by cell phone to doctors at Stanford.
Terry has a flutter, nothing serious, probably.
Terry has a great heart, actually,
something serious, warm and wise.
We ascend this hill on Tuesdays every week
discussing poetry and plumbing, our twin passions:
the gathering of mountain water funneled into pipes,
delivered to homes,
the ordering of words funneled into pages
delivered nowhere, sadly.
We discuss friends fallen or falling,
the arc of marriages, parenthood, oddball relationships,
each a story and a puzzlement,
webs woven of love and rage.
That, and motorcycles, we talk,
pacifist veterans who walk still seeking sense
of an incomprehensible war that shaped our lives.
Objectors, conscientious, we realized too late,
not an easy path but better than following orders.
We walked away from war.
He, the Air Force; I, the draft.
So we hike, hearts pounding,
the simple friendship of two old men
seeking the hilltop
again and again.
sinister concatenation pairs us
with surreal morgue aisle
broken lives rent asunder
from fanatics hell bent with bile
of poison spewing forth screwing
up the moral compass dial
upending amity, comity,
excitability with ferocity,
hostility, indelibly, indubitably,
inexorably hissing illogic jabber
wocky justifiably linking extremist
deadly credos bred among western nations
indicting pursuit of life, liberty
and happiness wreaking deliberate havoc
awash with crimson tide of blood –
dead set to jam the life lock

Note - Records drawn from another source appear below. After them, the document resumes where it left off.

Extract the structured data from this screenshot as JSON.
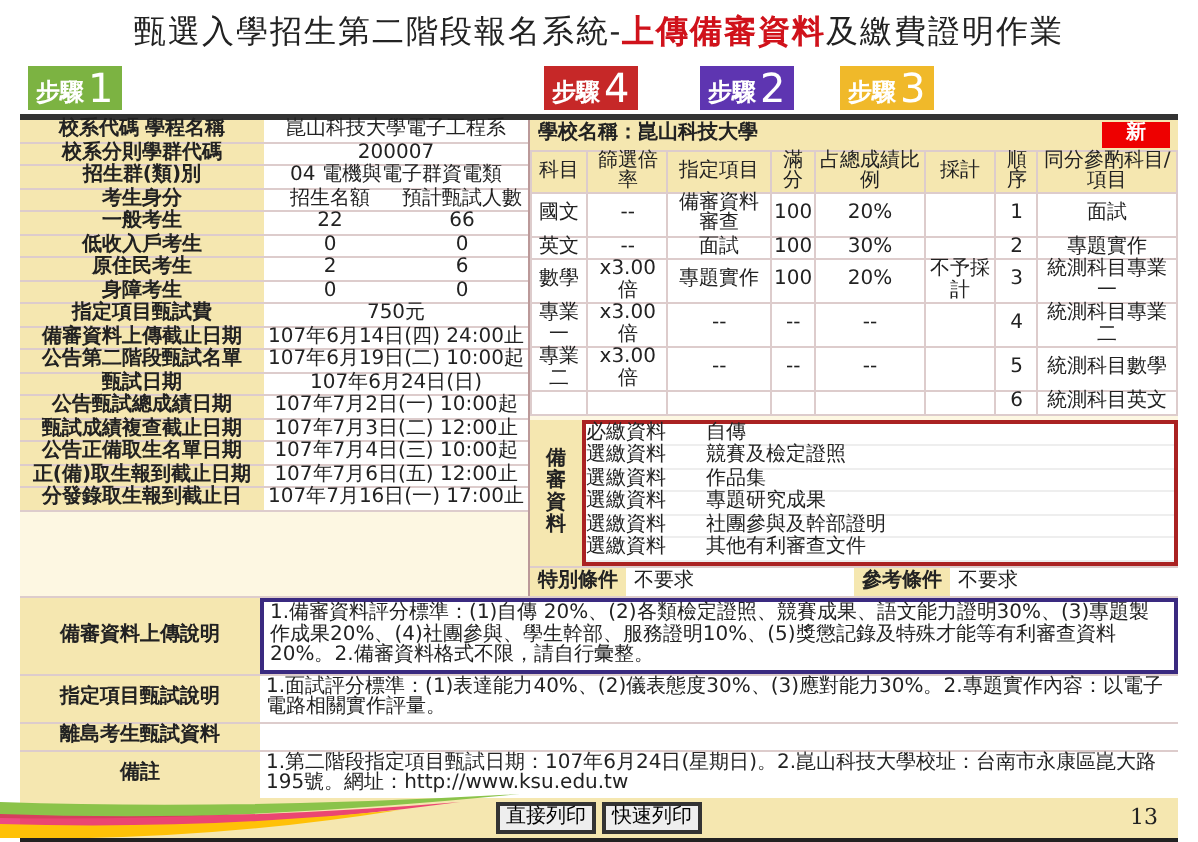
{
  "slide": {
    "title_parts": [
      {
        "text": "甄選入學招生第二階段報名系統-",
        "kind": "plain"
      },
      {
        "text": "上傳備審資料",
        "kind": "highlight"
      },
      {
        "text": "及繳費證明作業",
        "kind": "plain"
      }
    ],
    "page_number": "13"
  },
  "steps": [
    {
      "label": "步驟",
      "number": "1",
      "color": "#7cb342"
    },
    {
      "label": "步驟",
      "number": "4",
      "color": "#c62828"
    },
    {
      "label": "步驟",
      "number": "2",
      "color": "#5e35b1"
    },
    {
      "label": "步驟",
      "number": "3",
      "color": "#f0b92a"
    }
  ],
  "info_rows": [
    {
      "label": "校系代碼 學程名稱",
      "values": [
        "崑山科技大學電子工程系"
      ]
    },
    {
      "label": "校系分則學群代碼",
      "values": [
        "200007"
      ]
    },
    {
      "label": "招生群(類)別",
      "values": [
        "04 電機與電子群資電類"
      ]
    },
    {
      "label": "考生身分",
      "values": [
        "招生名額",
        "預計甄試人數"
      ]
    },
    {
      "label": "一般考生",
      "values": [
        "22",
        "66"
      ]
    },
    {
      "label": "低收入戶考生",
      "values": [
        "0",
        "0"
      ]
    },
    {
      "label": "原住民考生",
      "values": [
        "2",
        "6"
      ]
    },
    {
      "label": "身障考生",
      "values": [
        "0",
        "0"
      ]
    },
    {
      "label": "指定項目甄試費",
      "values": [
        "750元"
      ]
    },
    {
      "label": "備審資料上傳截止日期",
      "values": [
        "107年6月14日(四) 24:00止"
      ]
    },
    {
      "label": "公告第二階段甄試名單",
      "values": [
        "107年6月19日(二) 10:00起"
      ]
    },
    {
      "label": "甄試日期",
      "values": [
        "107年6月24日(日)"
      ]
    },
    {
      "label": "公告甄試總成績日期",
      "values": [
        "107年7月2日(一) 10:00起"
      ]
    },
    {
      "label": "甄試成績複查截止日期",
      "values": [
        "107年7月3日(二) 12:00止"
      ]
    },
    {
      "label": "公告正備取生名單日期",
      "values": [
        "107年7月4日(三) 10:00起"
      ]
    },
    {
      "label": "正(備)取生報到截止日期",
      "values": [
        "107年7月6日(五) 12:00止"
      ]
    },
    {
      "label": "分發錄取生報到截止日",
      "values": [
        "107年7月16日(一) 17:00止"
      ]
    }
  ],
  "school": {
    "name": "學校名稱：崑山科技大學",
    "badge": "新"
  },
  "score_table": {
    "columns": [
      "科目",
      "篩選倍率",
      "指定項目",
      "滿分",
      "占總成績比例",
      "採計",
      "順序",
      "同分參酌科目/項目"
    ],
    "rows": [
      {
        "cells": [
          "國文",
          "--",
          "備審資料審查",
          "100",
          "20%",
          "",
          "1",
          "面試"
        ]
      },
      {
        "cells": [
          "英文",
          "--",
          "面試",
          "100",
          "30%",
          "",
          "2",
          "專題實作"
        ]
      },
      {
        "cells": [
          "數學",
          "x3.00倍",
          "專題實作",
          "100",
          "20%",
          "不予採計",
          "3",
          "統測科目專業一"
        ]
      },
      {
        "cells": [
          "專業一",
          "x3.00倍",
          "--",
          "--",
          "--",
          "",
          "4",
          "統測科目專業二"
        ]
      },
      {
        "cells": [
          "專業二",
          "x3.00倍",
          "--",
          "--",
          "--",
          "",
          "5",
          "統測科目數學"
        ]
      },
      {
        "cells": [
          "",
          "",
          "",
          "",
          "",
          "",
          "6",
          "統測科目英文"
        ]
      }
    ]
  },
  "review_materials": {
    "heading": "備審資料",
    "items": [
      {
        "type": "必繳資料",
        "name": "自傳"
      },
      {
        "type": "選繳資料",
        "name": "競賽及檢定證照"
      },
      {
        "type": "選繳資料",
        "name": "作品集"
      },
      {
        "type": "選繳資料",
        "name": "專題研究成果"
      },
      {
        "type": "選繳資料",
        "name": "社團參與及幹部證明"
      },
      {
        "type": "選繳資料",
        "name": "其他有利審查文件"
      }
    ]
  },
  "conditions": [
    {
      "label": "特別條件",
      "value": "不要求"
    },
    {
      "label": "參考條件",
      "value": "不要求"
    }
  ],
  "notes": [
    {
      "label": "備審資料上傳說明",
      "text": "1.備審資料評分標準：(1)自傳 20%、(2)各類檢定證照、競賽成果、語文能力證明30%、(3)專題製作成果20%、(4)社團參與、學生幹部、服務證明10%、(5)獎懲記錄及特殊才能等有利審查資料20%。2.備審資料格式不限，請自行彙整。",
      "highlight": true
    },
    {
      "label": "指定項目甄試說明",
      "text": "1.面試評分標準：(1)表達能力40%、(2)儀表態度30%、(3)應對能力30%。2.專題實作內容：以電子電路相關實作評量。",
      "highlight": false
    },
    {
      "label": "離島考生甄試資料",
      "highlight": false
    },
    {
      "label": "備註",
      "text": "1.第二階段指定項目甄試日期：107年6月24日(星期日)。2.崑山科技大學校址：台南市永康區崑大路195號。網址：http://www.ksu.edu.tw",
      "highlight": false
    }
  ],
  "buttons": [
    "直接列印",
    "快速列印"
  ]
}
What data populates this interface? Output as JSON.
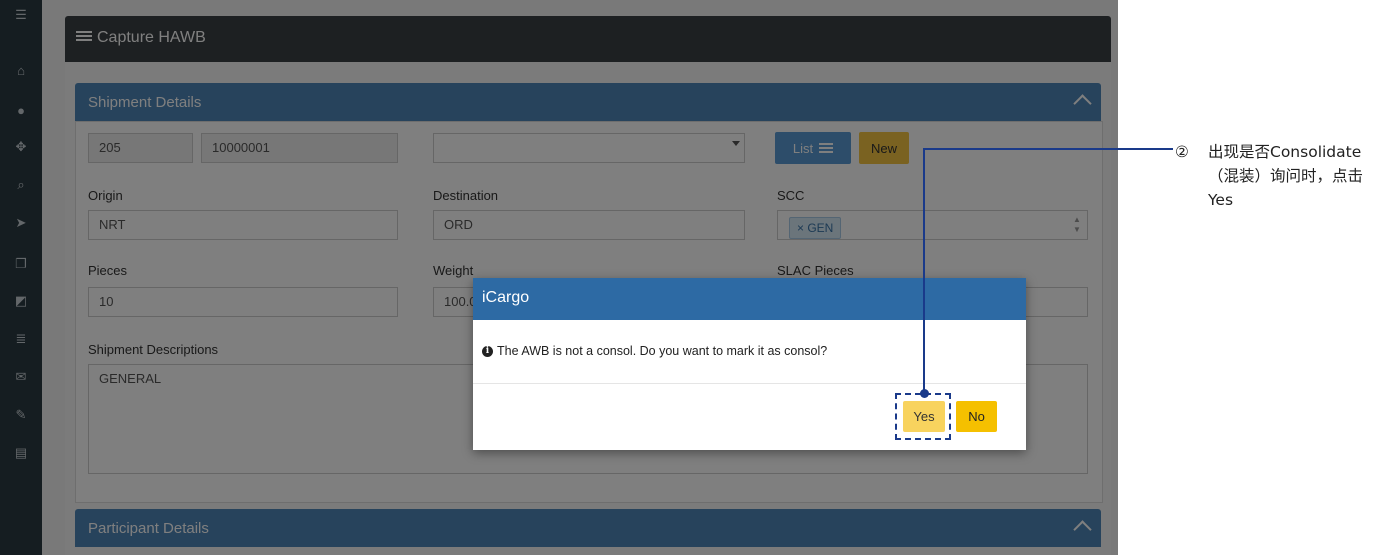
{
  "page_title": "Capture HAWB",
  "sidebar_icons": [
    "menu-icon",
    "home-icon",
    "user-icon",
    "move-icon",
    "search-icon",
    "send-icon",
    "copy-icon",
    "external-icon",
    "list-icon",
    "mail-icon",
    "edit-icon",
    "pdf-icon"
  ],
  "shipment": {
    "header": "Shipment Details",
    "awb_prefix": "205",
    "awb_number": "10000001",
    "hawb_select": "",
    "list_label": "List",
    "new_label": "New",
    "origin_label": "Origin",
    "origin_value": "NRT",
    "destination_label": "Destination",
    "destination_value": "ORD",
    "scc_label": "SCC",
    "scc_tag": "× GEN",
    "pieces_label": "Pieces",
    "pieces_value": "10",
    "weight_label": "Weight",
    "weight_value": "100.0",
    "slac_label": "SLAC Pieces",
    "slac_value": "",
    "desc_label": "Shipment Descriptions",
    "desc_value": "GENERAL"
  },
  "participant": {
    "header": "Participant Details"
  },
  "modal": {
    "title": "iCargo",
    "message": "The AWB is not a consol. Do you want to mark it as consol?",
    "yes_label": "Yes",
    "no_label": "No"
  },
  "annotation": {
    "number": "②",
    "text": "出现是否Consolidate（混装）询问时，点击Yes",
    "color": "#1a3a8a"
  }
}
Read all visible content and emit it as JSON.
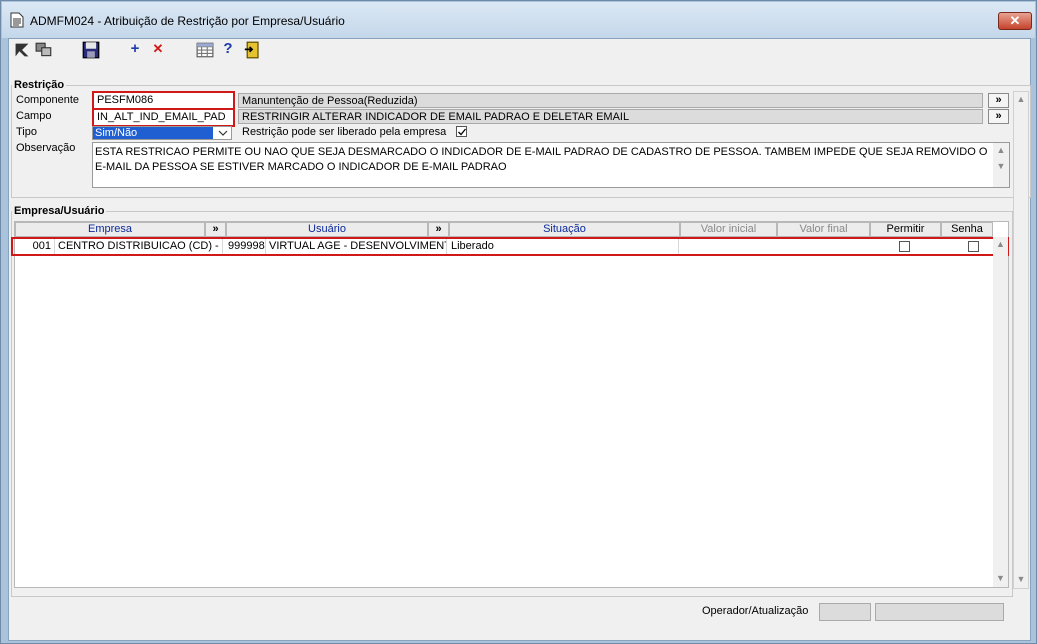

viz Leviathan of personal freedoms
bespoken via vernacular,
where secular westerners
framed to mock,
where extremist storied devout
die hard believers dislike rock
and roll of altruism, capitalism,
liberalism, thus apply shell shock
tactics sans terroristic tactics
with bombs silently tick tock
inevitably heightening security
forcing ordinary citizens
to be on high alert
watchful even at slightest com
ment, perhaps even accidental curt
commentary invoking immediate
military forces swoop down and exert
overpowering force donned
with ammunition belt bristling girt
affecting innocence abroad and
native population to freeze
and become inert
casting dark silhouettes against
autumnal reign of light
where Mithraism plays out
with immensely brutal might
blotting out the radiance
of heavenly bliss affording active night
life to become shuttered
as cruel carnival masquerade
pits pagan plight
against the jagged
scrimmage line quite
arbitrarily drawn by maniacal foes
for freedom trammel the right
to own democratic stance –
for Jihadist Johnny come lately
find a slight
lampooned their sacred
Islamic catechism inducing tight
grip on Allah to fuel vengeance
for intimated transgressions
that doth in vite
which violent polemics purpose
fully shear the very fiber of peace
pronounced with especial
arduousness come holiday time
foisting a crease
along the fabric of westernization –
whereby founding fathers did grease
the figurative wheels of con
com it ant moist meaty lifestyle
to experience strangulation
from an invisible death knell lease.
Going to war
was a piece of cake
compared to coming back
In war I always knew
at least a few things
would always happen.
It became my home
because my family lived there
my comrades became
the stability to continuing on.
Each indifferent day
was a lasting piece of our humility to living
and our bond-ship to pride.
I slept in trenches,
in the open air,
under the protection of some thin vail
that'd we all make it back together.
Here in the common wealth
I sleep in alleyways
and under bridges
with the aspirations
that someone will spare some change.
we met and bonded
in the holes dug
by our own shovels.
Creating parallel lines to our enemies
but as we sat across
two sides divided--
I could not help
but chuckle at the thought
of us being parallel.
Meaning we had
to have at least one thing in common;
explicit we built tunnels
exactly the same way,
I knew these were people
heading in the same direction
that we were never able to meet.
they were no better than I
they are my true brothers
and having to kill
was a tragedy.